Unfortunately, there is no effective happy pill. Here are some links about research, analysis, and commentary on the effectiveness of antidepressants:
Basically, antidepressants are only significantly effective for the severely depressed and even then it’s questionable. They help some people, but not most. Most people taking antidepressants probably might as well be taking sugar pills.
Research, however, is complex. It’s hard for even research scientists to determine effectiveness. Simply being involved in research causes a placebo effect. The doctor is a placebo effect. The hospital is a placebo effect. The drug companies themselves are a placebo effect. Generally speaking, new drugs are the most effective not because of better research but simply because they’re new and their effectiveness lessens the longer they’re on the market. I’m not saying drugs are useless, but all of this is particularly true for antidepressants. The drug companies have had a hard time finding antidepressants that work much better than a placebo. Even considering the best antidepressants, most of the effectiveness comes from the simple placebo effect of being given a pill by a doctor.
This leads to a moral conundrum. A placebo is probably most effective when someone doesn’t know it’s a placebo (although there is research that shows that even when a doctor tells a patient they gave them a placebo they can still sometimes gain benefit from it, but research also shows that the effect of a placebo goes down after the patient is informed).
Anyways, antidepressants are big business. If I remember correctly, they are the most widely prescribed of the mental health drugs. But I doubt doctors tell their patients about the questionable effectiveness of antidepressants before prescribing them. They do work at least as placebos and so what is the harm? It’s a moral question and depends on what are your moral values. Does a doctor have the moral responsibility to always tell the truth? There are plenty of cases, for example, where someone health quickly diminishes after getting a negative prognosis. The relationship between doctor and patient isn’t an objective reality. Most of the help a doctor can offer is simply himself, his presence and authority.
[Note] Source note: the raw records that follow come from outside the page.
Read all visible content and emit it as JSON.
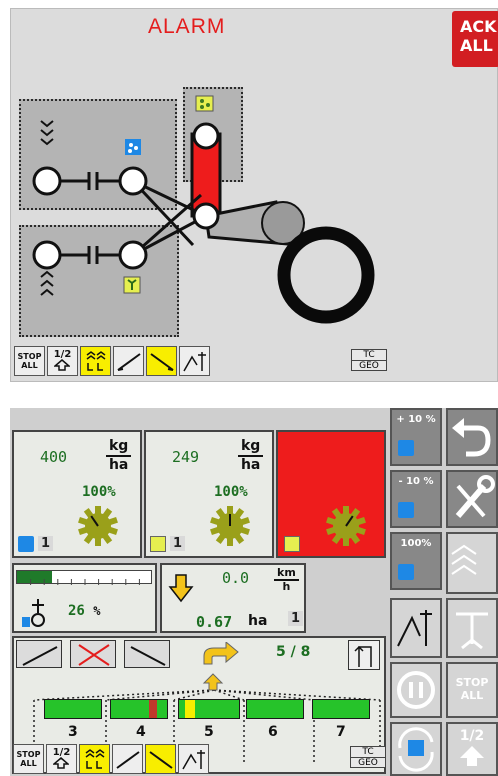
{
  "alarm": {
    "title": "ALARM",
    "ack_label_line1": "ACK",
    "ack_label_line2": "ALL"
  },
  "toolbar": {
    "stop_all_line1": "STOP",
    "stop_all_line2": "ALL",
    "half_label": "1/2",
    "tc_label": "TC",
    "geo_label": "GEO"
  },
  "rates": {
    "left": {
      "value": "400",
      "unit_top": "kg",
      "unit_bottom": "ha",
      "percent": "100%",
      "section": "1"
    },
    "right": {
      "value": "249",
      "unit_top": "kg",
      "unit_bottom": "ha",
      "percent": "100%",
      "section": "1"
    }
  },
  "hopper": {
    "percent": "26",
    "unit": "%"
  },
  "speed": {
    "value": "0.0",
    "unit_top": "km",
    "unit_bottom": "h",
    "area": "0.67",
    "area_unit": "ha",
    "counter": "1"
  },
  "sections": {
    "count": "5 / 8",
    "labels": [
      "3",
      "4",
      "5",
      "6",
      "7"
    ]
  },
  "side_panel": {
    "plus_label": "+ 10 %",
    "minus_label": "- 10 %",
    "hundred_label": "100%",
    "stop_all_line1": "STOP",
    "stop_all_line2": "ALL",
    "half_label": "1/2"
  },
  "colors": {
    "alarm_red": "#e41d1d",
    "active_green": "#26c32a",
    "highlight_yellow": "#f8ee00",
    "fault_red": "#ee1c1c",
    "gauge_olive": "#9aa01a",
    "value_green": "#1d6e22",
    "water_blue": "#1e88e5"
  }
}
Nonetheless, one of my biggest moral values is truth. To me, this has more to do with authenticity than honesty per se, but it’s hard to be authentic if you’re not telling the truth. Can a doctor be authentic in caring about a patient while lying to them? Is deception appropriate as long as it’s done with paternalistic good intentions? Basically, should a doctor treat a patient like an equal human being or like a child?
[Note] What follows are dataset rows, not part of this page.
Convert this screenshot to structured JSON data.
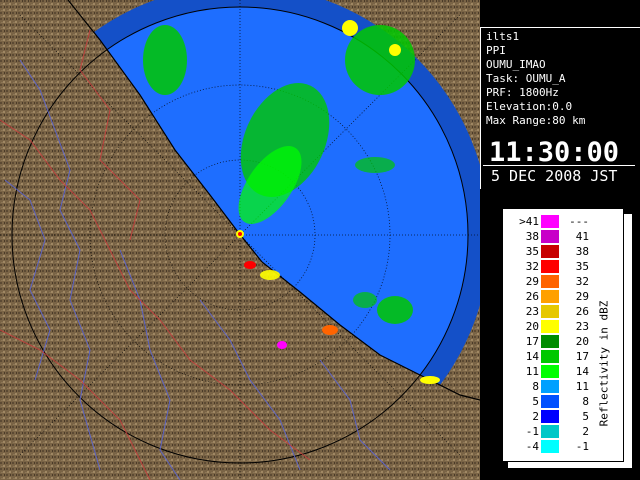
{
  "info": {
    "lines": [
      "ilts1",
      "PPI",
      "OUMU_IMAO",
      "Task: OUMU_A",
      "PRF: 1800Hz",
      "Elevation:0.0",
      "Max Range:80 km"
    ],
    "time": "11:30:00",
    "date": "5 DEC 2008 JST"
  },
  "legend": {
    "title": "Reflectivity in dBZ",
    "rows": [
      {
        "lo": ">41",
        "hi": "---",
        "color": "#ff00ff"
      },
      {
        "lo": "38",
        "hi": "41",
        "color": "#c800c8"
      },
      {
        "lo": "35",
        "hi": "38",
        "color": "#c80000"
      },
      {
        "lo": "32",
        "hi": "35",
        "color": "#ff0000"
      },
      {
        "lo": "29",
        "hi": "32",
        "color": "#ff6400"
      },
      {
        "lo": "26",
        "hi": "29",
        "color": "#ffa000"
      },
      {
        "lo": "23",
        "hi": "26",
        "color": "#e6c800"
      },
      {
        "lo": "20",
        "hi": "23",
        "color": "#ffff00"
      },
      {
        "lo": "17",
        "hi": "20",
        "color": "#008c00"
      },
      {
        "lo": "14",
        "hi": "17",
        "color": "#00c800"
      },
      {
        "lo": "11",
        "hi": "14",
        "color": "#00ff00"
      },
      {
        "lo": "8",
        "hi": "11",
        "color": "#00a0ff"
      },
      {
        "lo": "5",
        "hi": "8",
        "color": "#0050ff"
      },
      {
        "lo": "2",
        "hi": "5",
        "color": "#0000ff"
      },
      {
        "lo": "-1",
        "hi": "2",
        "color": "#00c8c8"
      },
      {
        "lo": "-4",
        "hi": "-1",
        "color": "#00ffff"
      }
    ]
  },
  "map": {
    "land_color": "#7a6446",
    "sea_color": "#1e6eff",
    "outer_band_color": "#1450c8",
    "ring_color": "#000000"
  }
}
Many people would say it doesn’t matter. A doctor should do whatever helps. The problem is that it isn’t always clear. Deception can have negative effects if, for instance, a patient discovers the deception. If the patient loses faith in the doctor or in doctors in general, then the whole placebo effect goes out the window.
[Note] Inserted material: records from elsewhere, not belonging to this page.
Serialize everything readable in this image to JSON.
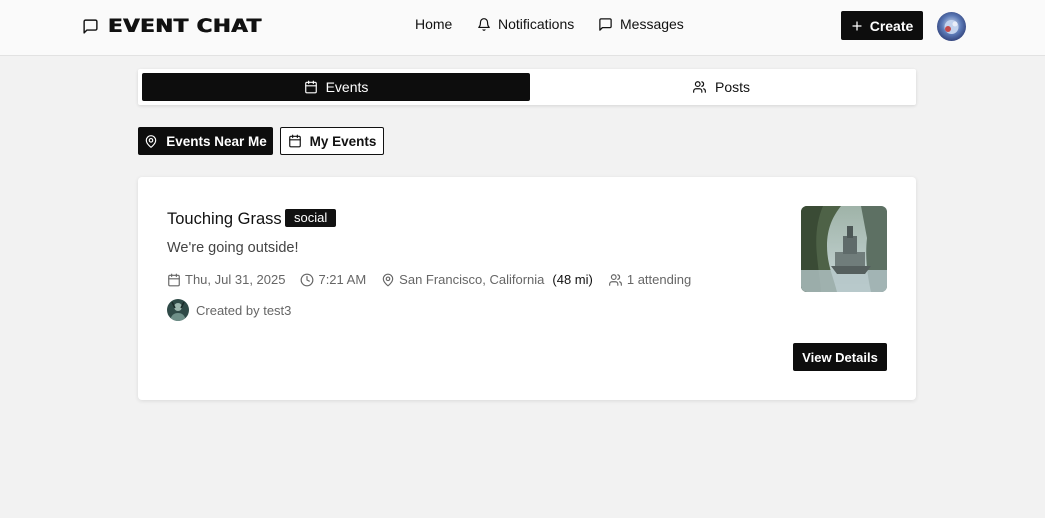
{
  "header": {
    "brand": "EVENT CHAT",
    "brand_icon": "message-square-icon",
    "nav": {
      "home": "Home",
      "notifications": "Notifications",
      "messages": "Messages"
    },
    "create_label": "Create"
  },
  "tabs": {
    "events": "Events",
    "posts": "Posts",
    "active": "Events"
  },
  "filters": {
    "near_me": "Events Near Me",
    "my_events": "My Events",
    "active": "Events Near Me"
  },
  "event": {
    "title": "Touching Grass",
    "tag": "social",
    "description": "We're going outside!",
    "date": "Thu, Jul 31, 2025",
    "time": "7:21 AM",
    "location": "San Francisco, California",
    "distance": "(48 mi)",
    "attending": "1 attending",
    "creator": "Created by test3",
    "details_label": "View Details"
  },
  "colors": {
    "accent": "#0d0d0d",
    "background": "#f2f2f2",
    "card": "#ffffff"
  }
}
Even this post brings up a moral issue. Any person who reads this, will likely have an increase in doubts towards the effectiveness of drugs. Placebos are given to patients all of the time without the patients knowing. How do you actually know anything your doctor prescribes for you is actually an active drug? You don’t. And even if you’re taking a real anti-depressant, it might be no different from a sugar pill. A depressed person who learns of these facts will probably experience less effective treatment by being prescribed antidepressants. This post itself is a nocebo.